Marriott data breach: 500 million guests' information exposed

EMBED </>More Videos

If you've been one of the 500 million guests at Marriott Starwood, your sensitive information may have been stolen, and it's much more than your credit card which can be targeted.

If you've been one of the 500 million guests at Marriott Starwood, your sensitive information may have been stolen, and it's much more than your credit card which can be targeted.

The first thing you should do: don't panic. Start by monitoring your credit card and bank information, and set up text alerts.

Marriot said it recently discovered that hackers began attacks in 2014. It's one of the largest breaches in history.

Marriott International is one of the world's largest hotel chains. Friday, it announced that its reservation database, called Starwood, was hacked. Half a billion customers may have had their personal information stolen, including names, email addresses, passport data and payment information. They said Starwood's system was breached in 2014, two years before Marriot acquired Starwood.

"They picked up these encrypted communications going outbound and when they did a little more digging they determined someone was syphoning information out of the Starwood database," said William Caput, ethical hacker.

Caput said hackers may want hotel stay information and travel itineraries

"It's not necessarily the credit card, because if it was, after four years the credit card companies would have identified the breach because they would have been finding the common denominator," he explained. "What this appears to be is they are data-mining individuals, they are finding people that travel internationally, you know, state departments, government officials, and they are able to find out hotels they are staying at, where they are staying when they are traveling."

An encryption system should protect customers' payment information, but Marriott said it has "not been able to rule out" the possibility that credit card information had also been stolen. The company set up a website and a call center to answer customer's questions.

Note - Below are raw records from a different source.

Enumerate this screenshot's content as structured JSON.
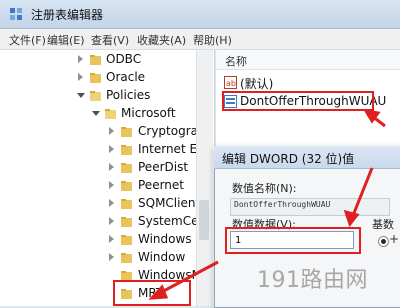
{
  "window": {
    "title": "注册表编辑器"
  },
  "menu": [
    "文件(F)",
    "编辑(E)",
    "查看(V)",
    "收藏夹(A)",
    "帮助(H)"
  ],
  "tree": {
    "items": [
      {
        "label": "ODBC"
      },
      {
        "label": "Oracle"
      },
      {
        "label": "Policies"
      },
      {
        "label": "Microsoft"
      },
      {
        "label": "Cryptograp"
      },
      {
        "label": "Internet Exp"
      },
      {
        "label": "PeerDist"
      },
      {
        "label": "Peernet"
      },
      {
        "label": "SQMClient"
      },
      {
        "label": "SystemCert"
      },
      {
        "label": "Windows"
      },
      {
        "label": "Window"
      },
      {
        "label": "WindowsM"
      },
      {
        "label": "MRT"
      }
    ]
  },
  "list": {
    "header_name": "名称",
    "rows": [
      {
        "label": "(默认)",
        "icon": "string-value-icon"
      },
      {
        "label": "DontOfferThroughWUAU",
        "icon": "dword-value-icon"
      }
    ]
  },
  "dialog": {
    "title": "编辑 DWORD (32 位)值",
    "value_name_label": "数值名称(N):",
    "value_name": "DontOfferThroughWUAU",
    "value_data_label": "数值数据(V):",
    "value_data": "1",
    "base_label": "基数",
    "base_option_partial": "+"
  },
  "watermark": "191路由网",
  "colors": {
    "highlight": "#e02020",
    "accent": "#3f78c4"
  }
}
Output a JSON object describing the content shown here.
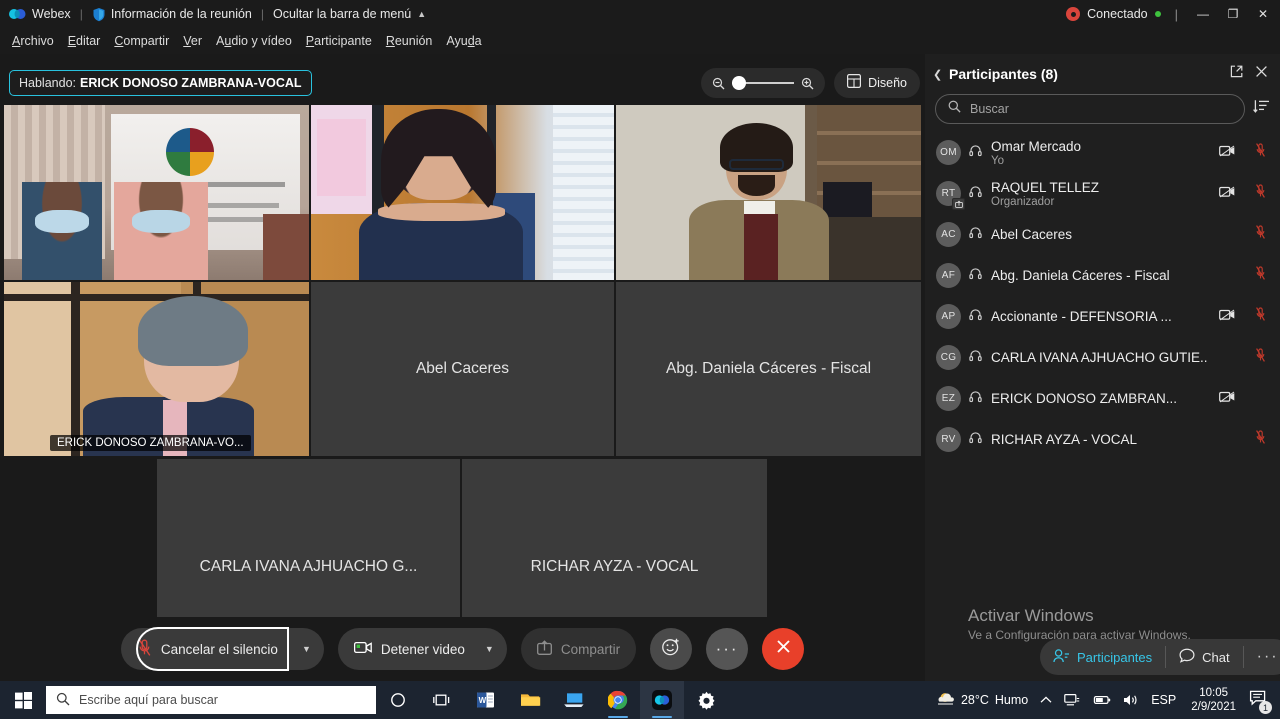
{
  "titlebar": {
    "app_name": "Webex",
    "meeting_info": "Información de la reunión",
    "hide_menu": "Ocultar la barra de menú",
    "connection_status": "Conectado",
    "minimize": "—",
    "maximize": "❐",
    "close": "✕"
  },
  "menubar": {
    "items": [
      {
        "label": "Archivo"
      },
      {
        "label": "Editar"
      },
      {
        "label": "Compartir"
      },
      {
        "label": "Ver"
      },
      {
        "label": "Audio y vídeo"
      },
      {
        "label": "Participante"
      },
      {
        "label": "Reunión"
      },
      {
        "label": "Ayuda"
      }
    ]
  },
  "stage": {
    "speaking_label": "Hablando:",
    "speaking_name": "ERICK DONOSO ZAMBRANA-VOCAL",
    "layout_button": "Diseño",
    "zoom_level": 0
  },
  "tiles": {
    "row1": [
      {
        "type": "video",
        "style": "vid1",
        "name": "",
        "active": false
      },
      {
        "type": "video",
        "style": "vid2",
        "name": "",
        "active": false
      },
      {
        "type": "video",
        "style": "vid3",
        "name": "",
        "active": false
      }
    ],
    "row2": [
      {
        "type": "video",
        "style": "vid4",
        "name": "ERICK DONOSO ZAMBRANA-VO...",
        "active": true
      },
      {
        "type": "placeholder",
        "name": "Abel Caceres",
        "active": false
      },
      {
        "type": "placeholder",
        "name": "Abg. Daniela Cáceres - Fiscal",
        "active": false
      }
    ],
    "row3": [
      {
        "type": "placeholder",
        "name": "CARLA IVANA AJHUACHO G...",
        "active": false
      },
      {
        "type": "placeholder",
        "name": "RICHAR AYZA - VOCAL",
        "active": false
      }
    ]
  },
  "toolbar": {
    "mute_label": "Cancelar el silencio",
    "video_label": "Detener video",
    "share_label": "Compartir",
    "reactions_label": "reactions",
    "more_label": "más opciones",
    "leave_label": "finalizar reunión"
  },
  "panel": {
    "title": "Participantes (8)",
    "search_placeholder": "Buscar",
    "participants": [
      {
        "initials": "OM",
        "name": "Omar Mercado",
        "role": "Yo",
        "host": false,
        "camera": true,
        "muted": true
      },
      {
        "initials": "RT",
        "name": "RAQUEL TELLEZ",
        "role": "Organizador",
        "host": true,
        "camera": true,
        "muted": true
      },
      {
        "initials": "AC",
        "name": "Abel Caceres",
        "role": "",
        "host": false,
        "camera": false,
        "muted": true
      },
      {
        "initials": "AF",
        "name": "Abg. Daniela Cáceres - Fiscal",
        "role": "",
        "host": false,
        "camera": false,
        "muted": true
      },
      {
        "initials": "AP",
        "name": "Accionante - DEFENSORIA ...",
        "role": "",
        "host": false,
        "camera": true,
        "muted": true
      },
      {
        "initials": "CG",
        "name": "CARLA IVANA AJHUACHO GUTIE...",
        "role": "",
        "host": false,
        "camera": false,
        "muted": true
      },
      {
        "initials": "EZ",
        "name": "ERICK DONOSO ZAMBRAN...",
        "role": "",
        "host": false,
        "camera": true,
        "muted": false
      },
      {
        "initials": "RV",
        "name": "RICHAR AYZA - VOCAL",
        "role": "",
        "host": false,
        "camera": false,
        "muted": true
      }
    ]
  },
  "panel_bottom": {
    "participants_label": "Participantes",
    "chat_label": "Chat",
    "more_label": "···"
  },
  "watermark": {
    "line1": "Activar Windows",
    "line2": "Ve a Configuración para activar Windows."
  },
  "taskbar": {
    "search_placeholder": "Escribe aquí para buscar",
    "weather_temp": "28°C",
    "weather_desc": "Humo",
    "language": "ESP",
    "time": "10:05",
    "date": "2/9/2021",
    "notification_count": "1"
  },
  "colors": {
    "accent": "#29c2de",
    "leave_red": "#e8402a",
    "panel_bg": "#1f1f1f",
    "taskbar_bg": "#1c2430",
    "muted_red": "#c0392b"
  }
}
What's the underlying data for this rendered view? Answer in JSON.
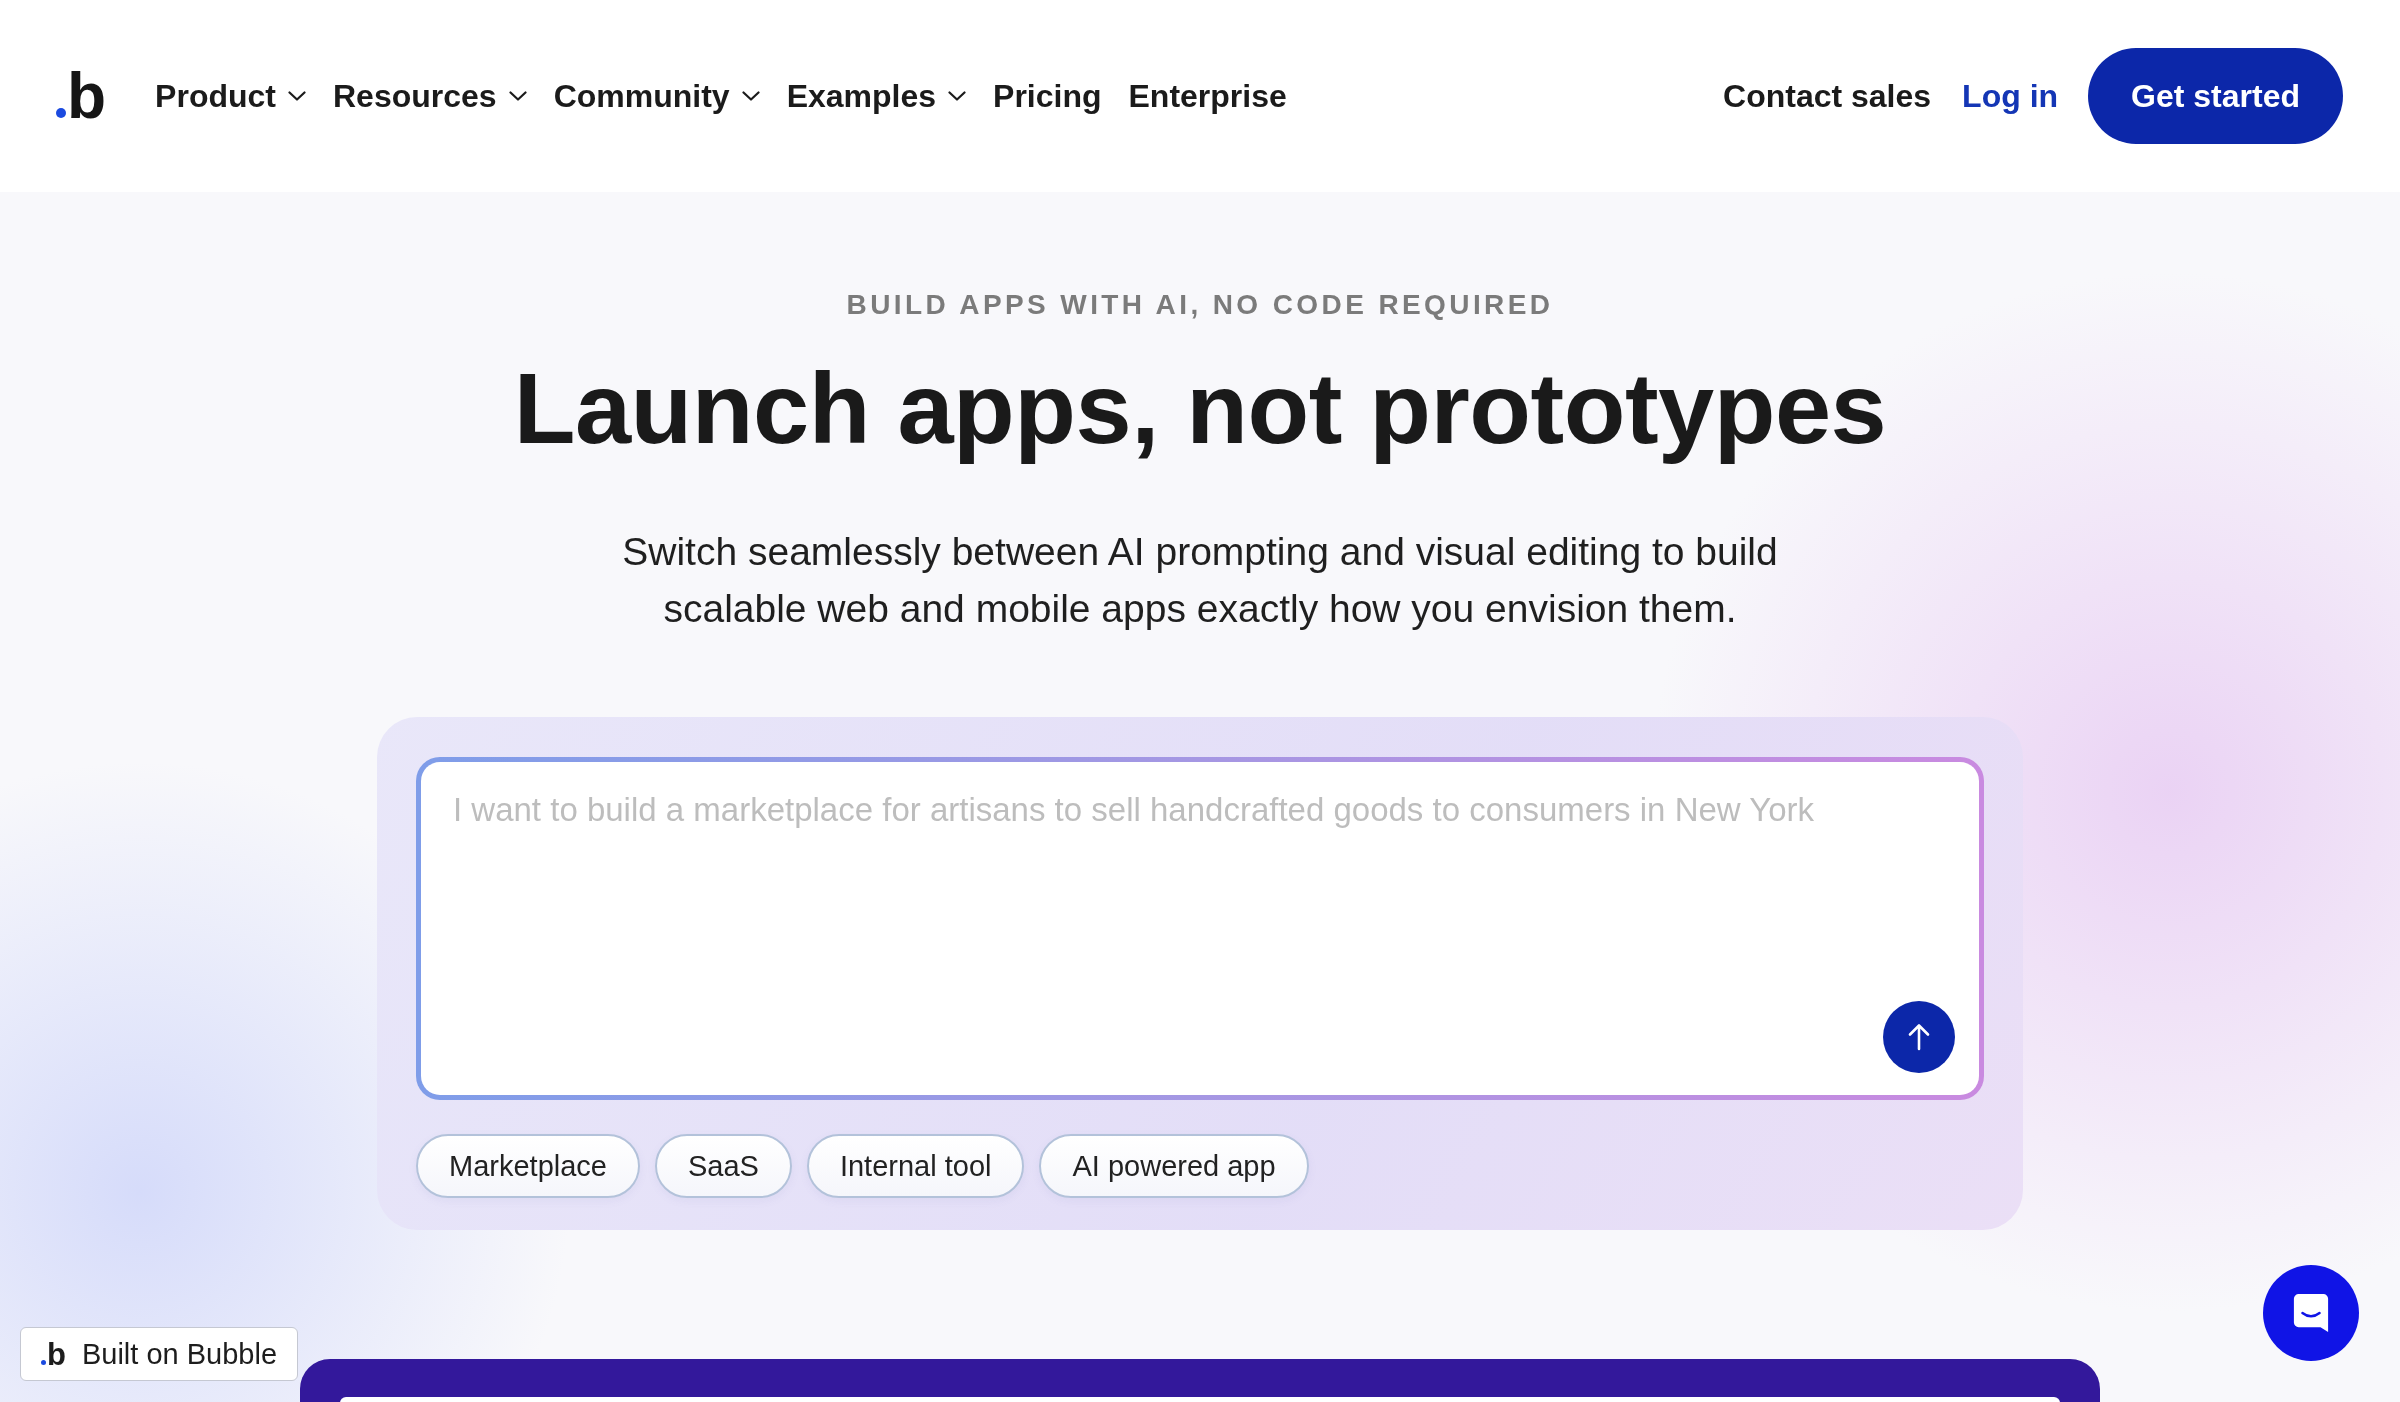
{
  "header": {
    "logo": "b",
    "nav": [
      {
        "label": "Product",
        "dropdown": true
      },
      {
        "label": "Resources",
        "dropdown": true
      },
      {
        "label": "Community",
        "dropdown": true
      },
      {
        "label": "Examples",
        "dropdown": true
      },
      {
        "label": "Pricing",
        "dropdown": false
      },
      {
        "label": "Enterprise",
        "dropdown": false
      }
    ],
    "contact_sales": "Contact sales",
    "log_in": "Log in",
    "get_started": "Get started"
  },
  "hero": {
    "eyebrow": "BUILD APPS WITH AI, NO CODE REQUIRED",
    "title": "Launch apps, not prototypes",
    "subtitle": "Switch seamlessly between AI prompting and visual editing to build scalable web and mobile apps exactly how you envision them."
  },
  "prompt": {
    "placeholder": "I want to build a marketplace for artisans to sell handcrafted goods to consumers in New York",
    "suggestions": [
      "Marketplace",
      "SaaS",
      "Internal tool",
      "AI powered app"
    ]
  },
  "built_on_badge": {
    "logo": "b",
    "label": "Built on Bubble"
  }
}
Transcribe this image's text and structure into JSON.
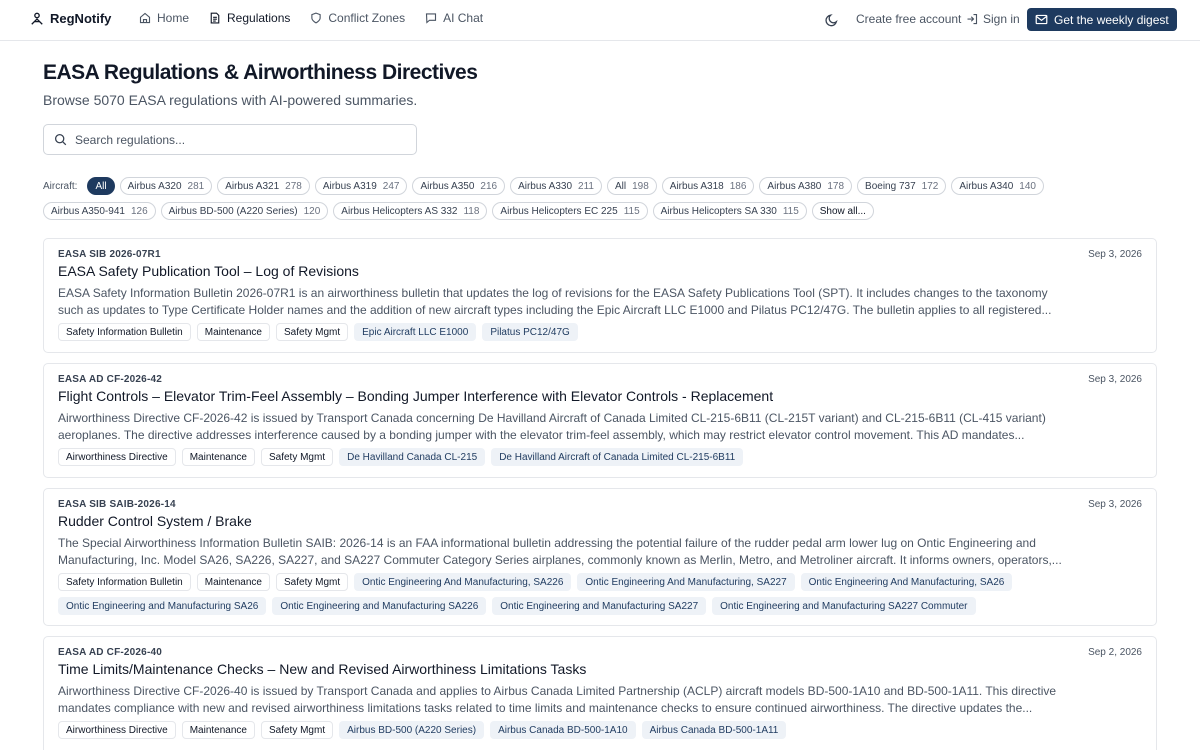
{
  "header": {
    "brand": "RegNotify",
    "nav": [
      "Home",
      "Regulations",
      "Conflict Zones",
      "AI Chat"
    ],
    "create_account": "Create free account",
    "sign_in": "Sign in",
    "digest_button": "Get the weekly digest"
  },
  "page": {
    "title": "EASA Regulations & Airworthiness Directives",
    "subtitle": "Browse 5070 EASA regulations with AI-powered summaries."
  },
  "search": {
    "placeholder": "Search regulations...",
    "value": ""
  },
  "filters": {
    "label": "Aircraft:",
    "row1": [
      {
        "label": "All",
        "count": ""
      },
      {
        "label": "Airbus A320",
        "count": "281"
      },
      {
        "label": "Airbus A321",
        "count": "278"
      },
      {
        "label": "Airbus A319",
        "count": "247"
      },
      {
        "label": "Airbus A350",
        "count": "216"
      },
      {
        "label": "Airbus A330",
        "count": "211"
      },
      {
        "label": "All",
        "count": "198"
      },
      {
        "label": "Airbus A318",
        "count": "186"
      },
      {
        "label": "Airbus A380",
        "count": "178"
      },
      {
        "label": "Boeing 737",
        "count": "172"
      },
      {
        "label": "Airbus A340",
        "count": "140"
      }
    ],
    "row2": [
      {
        "label": "Airbus A350-941",
        "count": "126"
      },
      {
        "label": "Airbus BD-500 (A220 Series)",
        "count": "120"
      },
      {
        "label": "Airbus Helicopters AS 332",
        "count": "118"
      },
      {
        "label": "Airbus Helicopters EC 225",
        "count": "115"
      },
      {
        "label": "Airbus Helicopters SA 330",
        "count": "115"
      }
    ],
    "show_all": "Show all..."
  },
  "cards": [
    {
      "ref": "EASA SIB 2026-07R1",
      "date": "Sep 3, 2026",
      "title": "EASA Safety Publication Tool – Log of Revisions",
      "summary_1": "EASA Safety Information Bulletin 2026-07R1 is an airworthiness bulletin that updates the log of revisions for the EASA Safety Publications Tool (SPT). It includes changes to the taxonomy",
      "summary_2": "such as updates to Type Certificate Holder names and the addition of new aircraft types including the Epic Aircraft LLC E1000 and Pilatus PC12/47G. The bulletin applies to all registered...",
      "tags": [
        "Safety Information Bulletin",
        "Maintenance",
        "Safety Mgmt"
      ],
      "models": [
        "Epic Aircraft LLC E1000",
        "Pilatus PC12/47G"
      ]
    },
    {
      "ref": "EASA AD CF-2026-42",
      "date": "Sep 3, 2026",
      "title": "Flight Controls – Elevator Trim-Feel Assembly – Bonding Jumper Interference with Elevator Controls - Replacement",
      "summary_1": "Airworthiness Directive CF-2026-42 is issued by Transport Canada concerning De Havilland Aircraft of Canada Limited CL-215-6B11 (CL-215T variant) and CL-215-6B11 (CL-415 variant)",
      "summary_2": "aeroplanes. The directive addresses interference caused by a bonding jumper with the elevator trim-feel assembly, which may restrict elevator control movement. This AD mandates...",
      "tags": [
        "Airworthiness Directive",
        "Maintenance",
        "Safety Mgmt"
      ],
      "models": [
        "De Havilland Canada CL-215",
        "De Havilland Aircraft of Canada Limited CL-215-6B11"
      ]
    },
    {
      "ref": "EASA SIB SAIB-2026-14",
      "date": "Sep 3, 2026",
      "title": "Rudder Control System / Brake",
      "summary_1": "The Special Airworthiness Information Bulletin SAIB: 2026-14 is an FAA informational bulletin addressing the potential failure of the rudder pedal arm lower lug on Ontic Engineering and",
      "summary_2": "Manufacturing, Inc. Model SA26, SA226, SA227, and SA227 Commuter Category Series airplanes, commonly known as Merlin, Metro, and Metroliner aircraft. It informs owners, operators,...",
      "tags": [
        "Safety Information Bulletin",
        "Maintenance",
        "Safety Mgmt"
      ],
      "models": [
        "Ontic Engineering And Manufacturing, SA226",
        "Ontic Engineering And Manufacturing, SA227",
        "Ontic Engineering And Manufacturing, SA26",
        "Ontic Engineering and Manufacturing SA26",
        "Ontic Engineering and Manufacturing SA226",
        "Ontic Engineering and Manufacturing SA227",
        "Ontic Engineering and Manufacturing SA227 Commuter"
      ]
    },
    {
      "ref": "EASA AD CF-2026-40",
      "date": "Sep 2, 2026",
      "title": "Time Limits/Maintenance Checks – New and Revised Airworthiness Limitations Tasks",
      "summary_1": "Airworthiness Directive CF-2026-40 is issued by Transport Canada and applies to Airbus Canada Limited Partnership (ACLP) aircraft models BD-500-1A10 and BD-500-1A11. This directive",
      "summary_2": "mandates compliance with new and revised airworthiness limitations tasks related to time limits and maintenance checks to ensure continued airworthiness. The directive updates the...",
      "tags": [
        "Airworthiness Directive",
        "Maintenance",
        "Safety Mgmt"
      ],
      "models": [
        "Airbus BD-500 (A220 Series)",
        "Airbus Canada BD-500-1A10",
        "Airbus Canada BD-500-1A11"
      ]
    }
  ],
  "colors": {
    "accent": "#1e3a5f",
    "model_tag_bg": "#eef2f7",
    "border": "#e5e7eb"
  }
}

"First and foremost, change your password. A lot of the other info you can't change. But your date of birth and address, that's something they are going to have, so you could be targeted with direct mail," Caput said.

If changing passwords, checking credit reports and setting up banking text alerts isn't enough for you, then take the next steps.

You can contact all of your creditors and lenders and give them a warning, or you could initiate a free credit freeze but credit freezes may take time to reverse if you need to open a line of credit. There are also services where you can pay a small monthly fee, to monitor your identity.

Marriott said it reported the breach to law enforcement.

New York's Attorney General said her office opened an investigation. Marriott is offering guests one free year of "Web Watcher," which sends alerts if personal information is being shared on questionable websites.

Click here for more tip from the BBB on what to do on in the wake of a data breach.
Related Topics:
technologyI-Teamconsumerdata breachhackinghotelu.s. & world
(Copyright ©2018 WLS-TV. All Rights Reserved.)